*** Opening Data extract ***
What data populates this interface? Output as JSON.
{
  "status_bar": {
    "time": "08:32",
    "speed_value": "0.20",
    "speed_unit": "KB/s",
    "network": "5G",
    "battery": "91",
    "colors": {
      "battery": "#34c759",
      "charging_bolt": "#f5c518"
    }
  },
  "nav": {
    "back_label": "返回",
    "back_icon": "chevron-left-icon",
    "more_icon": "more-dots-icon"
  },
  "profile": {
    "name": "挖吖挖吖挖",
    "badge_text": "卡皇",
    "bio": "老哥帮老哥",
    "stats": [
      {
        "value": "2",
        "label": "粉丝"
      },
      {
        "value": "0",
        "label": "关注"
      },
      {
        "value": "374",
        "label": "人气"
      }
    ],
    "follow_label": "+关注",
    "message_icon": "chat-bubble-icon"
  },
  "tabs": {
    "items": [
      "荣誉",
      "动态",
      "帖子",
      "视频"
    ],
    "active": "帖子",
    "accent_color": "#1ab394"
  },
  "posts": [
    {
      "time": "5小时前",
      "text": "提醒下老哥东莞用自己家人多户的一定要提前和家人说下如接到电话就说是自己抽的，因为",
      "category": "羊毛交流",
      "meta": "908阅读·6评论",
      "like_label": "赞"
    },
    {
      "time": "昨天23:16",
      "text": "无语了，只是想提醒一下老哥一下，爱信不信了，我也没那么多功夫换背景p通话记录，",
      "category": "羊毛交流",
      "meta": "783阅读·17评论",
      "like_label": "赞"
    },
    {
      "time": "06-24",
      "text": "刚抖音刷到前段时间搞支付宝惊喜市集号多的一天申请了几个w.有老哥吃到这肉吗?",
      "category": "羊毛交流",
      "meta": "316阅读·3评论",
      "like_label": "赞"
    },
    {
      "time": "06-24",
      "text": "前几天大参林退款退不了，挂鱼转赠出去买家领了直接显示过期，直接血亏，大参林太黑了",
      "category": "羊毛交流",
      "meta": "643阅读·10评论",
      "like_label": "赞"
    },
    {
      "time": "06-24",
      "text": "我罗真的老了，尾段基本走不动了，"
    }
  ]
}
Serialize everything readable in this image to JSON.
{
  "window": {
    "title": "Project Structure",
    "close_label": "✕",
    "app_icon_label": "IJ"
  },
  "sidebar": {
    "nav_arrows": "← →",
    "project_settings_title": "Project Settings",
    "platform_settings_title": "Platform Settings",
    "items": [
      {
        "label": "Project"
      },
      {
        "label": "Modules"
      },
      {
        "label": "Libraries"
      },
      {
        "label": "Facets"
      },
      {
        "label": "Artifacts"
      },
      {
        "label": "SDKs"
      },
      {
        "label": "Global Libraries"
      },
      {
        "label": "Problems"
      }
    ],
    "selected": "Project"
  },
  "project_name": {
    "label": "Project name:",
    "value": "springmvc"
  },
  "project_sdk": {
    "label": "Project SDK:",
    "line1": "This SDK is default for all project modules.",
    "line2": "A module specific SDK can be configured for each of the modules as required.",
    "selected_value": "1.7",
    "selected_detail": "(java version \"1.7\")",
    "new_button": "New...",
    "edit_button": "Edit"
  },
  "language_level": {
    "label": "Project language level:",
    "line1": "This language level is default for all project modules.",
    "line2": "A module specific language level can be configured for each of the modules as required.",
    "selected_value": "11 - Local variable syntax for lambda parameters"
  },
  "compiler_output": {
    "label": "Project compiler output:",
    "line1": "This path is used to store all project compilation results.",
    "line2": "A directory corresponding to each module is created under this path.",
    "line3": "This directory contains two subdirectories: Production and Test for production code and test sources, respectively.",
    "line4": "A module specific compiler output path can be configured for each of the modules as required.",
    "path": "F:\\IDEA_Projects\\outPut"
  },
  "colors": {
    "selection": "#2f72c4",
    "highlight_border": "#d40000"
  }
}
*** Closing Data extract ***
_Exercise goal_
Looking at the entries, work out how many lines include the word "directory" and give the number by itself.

_Answer to this task_
2